● Directions: Would you please output the data exactly, omitting no line?

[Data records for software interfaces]

──────────────────────────────

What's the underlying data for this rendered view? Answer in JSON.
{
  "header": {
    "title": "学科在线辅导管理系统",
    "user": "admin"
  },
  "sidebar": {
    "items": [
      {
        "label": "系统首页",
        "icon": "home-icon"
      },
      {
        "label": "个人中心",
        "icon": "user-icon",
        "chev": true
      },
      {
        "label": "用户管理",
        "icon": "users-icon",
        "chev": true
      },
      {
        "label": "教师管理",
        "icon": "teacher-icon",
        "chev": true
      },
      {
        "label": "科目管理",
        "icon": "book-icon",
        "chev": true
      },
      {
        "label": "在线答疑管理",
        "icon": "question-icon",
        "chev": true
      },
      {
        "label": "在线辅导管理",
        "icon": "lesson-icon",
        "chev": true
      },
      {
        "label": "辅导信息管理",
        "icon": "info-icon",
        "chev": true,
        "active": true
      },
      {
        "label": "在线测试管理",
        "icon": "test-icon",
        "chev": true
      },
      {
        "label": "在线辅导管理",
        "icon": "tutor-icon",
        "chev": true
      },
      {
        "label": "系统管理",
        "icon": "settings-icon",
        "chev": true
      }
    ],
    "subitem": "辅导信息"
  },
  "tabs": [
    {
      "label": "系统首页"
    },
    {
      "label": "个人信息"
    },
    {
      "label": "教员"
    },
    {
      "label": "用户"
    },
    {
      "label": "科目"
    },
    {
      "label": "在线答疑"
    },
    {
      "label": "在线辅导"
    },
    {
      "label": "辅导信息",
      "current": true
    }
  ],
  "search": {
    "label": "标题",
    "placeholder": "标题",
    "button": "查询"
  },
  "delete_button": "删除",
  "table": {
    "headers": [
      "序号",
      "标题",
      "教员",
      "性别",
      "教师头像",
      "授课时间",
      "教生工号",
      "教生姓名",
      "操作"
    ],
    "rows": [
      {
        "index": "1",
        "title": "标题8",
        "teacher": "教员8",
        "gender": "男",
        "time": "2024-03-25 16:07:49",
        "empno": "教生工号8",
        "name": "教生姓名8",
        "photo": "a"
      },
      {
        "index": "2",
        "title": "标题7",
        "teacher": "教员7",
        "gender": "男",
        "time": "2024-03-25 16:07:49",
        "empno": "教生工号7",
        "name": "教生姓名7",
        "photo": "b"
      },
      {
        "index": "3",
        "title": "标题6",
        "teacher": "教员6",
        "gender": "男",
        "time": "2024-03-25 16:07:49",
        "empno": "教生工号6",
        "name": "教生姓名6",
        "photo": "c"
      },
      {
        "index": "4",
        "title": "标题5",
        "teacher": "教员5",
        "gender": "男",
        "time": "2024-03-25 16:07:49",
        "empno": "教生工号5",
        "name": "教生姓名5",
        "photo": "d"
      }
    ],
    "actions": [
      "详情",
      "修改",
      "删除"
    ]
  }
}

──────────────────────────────

● Solution to the exercise:
What's the underlying data for this rendered view? Answer in JSON.
{
  "header": {
    "title": "学科在线辅导管理系统",
    "user": "admin"
  },
  "sidebar": {
    "items": [
      {
        "label": "系统首页",
        "icon": "home-icon"
      },
      {
        "label": "个人中心",
        "icon": "user-icon",
        "chev": true
      },
      {
        "label": "用户管理",
        "icon": "users-icon",
        "chev": true
      },
      {
        "label": "教师管理",
        "icon": "teacher-icon",
        "chev": true
      },
      {
        "label": "科目管理",
        "icon": "book-icon",
        "chev": true
      },
      {
        "label": "在线答疑管理",
        "icon": "question-icon",
        "chev": true
      },
      {
        "label": "在线辅导管理",
        "icon": "lesson-icon",
        "chev": true
      },
      {
        "label": "辅导信息管理",
        "icon": "info-icon",
        "chev": true,
        "active": true
      },
      {
        "label": "在线测试管理",
        "icon": "test-icon",
        "chev": true
      },
      {
        "label": "在线辅导管理",
        "icon": "tutor-icon",
        "chev": true
      },
      {
        "label": "系统管理",
        "icon": "settings-icon",
        "chev": true
      }
    ],
    "subitem": "辅导信息"
  },
  "tabs": [
    {
      "label": "系统首页"
    },
    {
      "label": "个人信息"
    },
    {
      "label": "教员"
    },
    {
      "label": "用户"
    },
    {
      "label": "科目"
    },
    {
      "label": "在线答疑"
    },
    {
      "label": "在线辅导"
    },
    {
      "label": "辅导信息",
      "current": true
    }
  ],
  "search": {
    "label": "标题",
    "placeholder": "标题",
    "button": "查询"
  },
  "delete_button": "删除",
  "table": {
    "headers": [
      "序号",
      "标题",
      "教员",
      "性别",
      "教师头像",
      "授课时间",
      "教生工号",
      "教生姓名",
      "操作"
    ],
    "rows": [
      {
        "index": "1",
        "title": "标题8",
        "teacher": "教员8",
        "gender": "男",
        "time": "2024-03-25 16:07:49",
        "empno": "教生工号8",
        "name": "教生姓名8",
        "photo": "a"
      },
      {
        "index": "2",
        "title": "标题7",
        "teacher": "教员7",
        "gender": "男",
        "time": "2024-03-25 16:07:49",
        "empno": "教生工号7",
        "name": "教生姓名7",
        "photo": "b"
      },
      {
        "index": "3",
        "title": "标题6",
        "teacher": "教员6",
        "gender": "男",
        "time": "2024-03-25 16:07:49",
        "empno": "教生工号6",
        "name": "教生姓名6",
        "photo": "c"
      },
      {
        "index": "4",
        "title": "标题5",
        "teacher": "教员5",
        "gender": "男",
        "time": "2024-03-25 16:07:49",
        "empno": "教生工号5",
        "name": "教生姓名5",
        "photo": "d"
      }
    ],
    "actions": [
      "详情",
      "修改",
      "删除"
    ]
  }
}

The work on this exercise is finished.